Career Advice

How To Not Burn A Bridge When You Quit A Job

I was recently on the phone with a reporter who was working on a story about how to gracefully leave a job and company.  I gave her my advice and then thought that since we are starting to see a bit of good news on the job creation front and our most recent Employment Survey says that 21% of us will look to leave our current company when the economy rebounds, it is a good time to explore how to not burn a bridge when you leave a job.

  • Ensure there is no shock and awe.

There is nothing wrong with a little surprise and a hefty amount of disappointment when you leave a job, but there is no reason for your boss to be shocked.  It’s a fine balance between being open and being too open about the fact that you are thinking about leaving a company.

The trick is to find the middle ground so that you can have enough conversations about what you want to do next with your career so that when the day comes to resign your boss can’t say that you didn’t tell him or her what was in your head. By opening up these discussions about your ambitions, dreams and performance at least three months ahead of time it gives the company enough time to respond and listen.  These early-on discussions are not a hard and fast conversation that you are leaving the company, but are about helping your boss to understand what you are looking for in the future so that if your employer’s career promises for you are not fulfilled, they will at least understand, and more importantly be able to tell upper management that this was not something new that just came up.  This protects them from having to say that they were totally blindsided, which would make them look like they were not managing you well.

  • Don’t leave your peers unprepared.

Nothing is worse than someone leaving a company shortly after having taken on a new project or assignment, independently approving something that others now need to follow through with, or recruiting in new people on the team with them thinking that you are going to be with the company for a long time.

Three months ahead of when you think you might be leaving the company, or even further out if that is when you make up your mind it is time for a move, is the time to start working much more collaboratively and bringing in others on any decision, any hire, any major spending or investing decisions, etc. You have a pretty good idea who will be picking up the slack once you are gone.

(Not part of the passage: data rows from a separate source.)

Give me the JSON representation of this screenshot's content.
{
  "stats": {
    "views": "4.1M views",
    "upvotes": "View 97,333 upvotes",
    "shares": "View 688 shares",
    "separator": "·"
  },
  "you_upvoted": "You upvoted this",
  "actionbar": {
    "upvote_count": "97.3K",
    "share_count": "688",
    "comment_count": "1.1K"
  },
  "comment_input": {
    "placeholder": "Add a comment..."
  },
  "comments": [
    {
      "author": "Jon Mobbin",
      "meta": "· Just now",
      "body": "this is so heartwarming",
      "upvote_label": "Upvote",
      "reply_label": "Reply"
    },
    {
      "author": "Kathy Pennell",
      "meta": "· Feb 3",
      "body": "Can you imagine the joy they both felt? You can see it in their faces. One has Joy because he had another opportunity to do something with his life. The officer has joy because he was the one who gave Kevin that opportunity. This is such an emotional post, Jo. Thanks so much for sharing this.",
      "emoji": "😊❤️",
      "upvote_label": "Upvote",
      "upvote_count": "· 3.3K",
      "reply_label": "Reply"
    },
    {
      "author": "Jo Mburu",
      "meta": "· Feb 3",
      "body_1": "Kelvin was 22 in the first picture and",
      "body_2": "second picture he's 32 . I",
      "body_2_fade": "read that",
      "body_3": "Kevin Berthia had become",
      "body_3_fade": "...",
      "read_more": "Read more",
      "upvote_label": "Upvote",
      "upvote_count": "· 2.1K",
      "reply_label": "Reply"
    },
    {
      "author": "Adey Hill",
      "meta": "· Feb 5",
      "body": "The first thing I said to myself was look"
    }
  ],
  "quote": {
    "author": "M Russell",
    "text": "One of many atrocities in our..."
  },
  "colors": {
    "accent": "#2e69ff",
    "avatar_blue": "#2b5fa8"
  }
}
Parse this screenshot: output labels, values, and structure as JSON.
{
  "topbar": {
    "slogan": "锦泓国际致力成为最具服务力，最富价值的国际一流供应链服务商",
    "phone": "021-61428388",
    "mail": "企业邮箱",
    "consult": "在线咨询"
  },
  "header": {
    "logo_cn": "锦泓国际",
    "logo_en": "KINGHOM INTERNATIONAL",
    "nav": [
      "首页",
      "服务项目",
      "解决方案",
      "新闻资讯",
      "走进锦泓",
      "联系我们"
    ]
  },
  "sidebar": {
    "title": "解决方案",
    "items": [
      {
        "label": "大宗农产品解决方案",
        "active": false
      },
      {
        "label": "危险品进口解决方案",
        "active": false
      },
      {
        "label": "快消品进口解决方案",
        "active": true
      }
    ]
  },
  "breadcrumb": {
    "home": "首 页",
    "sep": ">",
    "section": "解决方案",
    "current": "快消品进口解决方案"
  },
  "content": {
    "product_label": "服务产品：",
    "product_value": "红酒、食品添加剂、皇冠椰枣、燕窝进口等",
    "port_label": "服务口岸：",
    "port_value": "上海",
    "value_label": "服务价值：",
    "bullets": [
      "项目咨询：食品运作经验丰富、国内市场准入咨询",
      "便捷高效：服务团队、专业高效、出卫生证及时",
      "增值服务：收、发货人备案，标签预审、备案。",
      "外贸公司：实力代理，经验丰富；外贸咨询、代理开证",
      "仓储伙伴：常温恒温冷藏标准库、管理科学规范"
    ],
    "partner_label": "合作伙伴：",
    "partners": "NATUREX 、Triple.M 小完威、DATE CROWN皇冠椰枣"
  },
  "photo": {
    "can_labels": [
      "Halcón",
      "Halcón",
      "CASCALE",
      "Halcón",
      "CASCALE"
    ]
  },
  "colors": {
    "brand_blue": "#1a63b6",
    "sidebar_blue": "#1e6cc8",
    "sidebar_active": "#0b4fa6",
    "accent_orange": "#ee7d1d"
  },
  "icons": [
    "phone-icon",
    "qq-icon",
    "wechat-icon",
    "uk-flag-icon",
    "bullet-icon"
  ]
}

Those are the people who you need to start including without them overtly knowing it – preparing them to take over when you are gone.

This might mean giving up some authority and independence now, but think beyond that and do what is right for the team and lay the groundwork early.  Whether they ever tell you are not, they will appreciate the consideration.

  • Don’t entertain a counter-offer.

Unless you are waffling or using the threat of leaving as a way to get something you wanted but couldn’t, then don’t allow your boss to go and put together a counter-offer for you to stay.  Counter-offers always upset the apple cart with internal pay equity, etc. and if they don’t work to retain you then everyone feels like they wasted time and energy and worse yet, the company may have to unnaturally make some other changes just because they brought up the potential changes for you.

Be clear there is nothing they can do to keep you there and that you are not running away from your company but running towards something new, exciting, challenging and different.  It’s even better if you are going to another company or another role that is impossible for you to get within your current company because that job is already taken or not available. However this is not always the case so you have to make your expectations clear from the first conversation that you don’t want and won’t entertain a counter-offer.

  • Be flexible on timing and work to be done.

Your new company wants you yesterday and your current company wants you to finish up a few things for the next month.  If you can find a way to be more flexible to your current employer than your new company, then you will win points in the future with your current boss and team.  Remember, you will likely need them for references in the future.

  • Work as hard the last week on the job as you did your first week.

I am always impressed with the person who is still in their office late on their last day of work.  There is something good about this story versus the story of the person who just hung around and did nothing.  Of course there will be meetings that you won’t be invited to and decisions made without you, but there is plenty to be done and being the person who turns off the lights on your last day in the office is a good emotional and professional closure.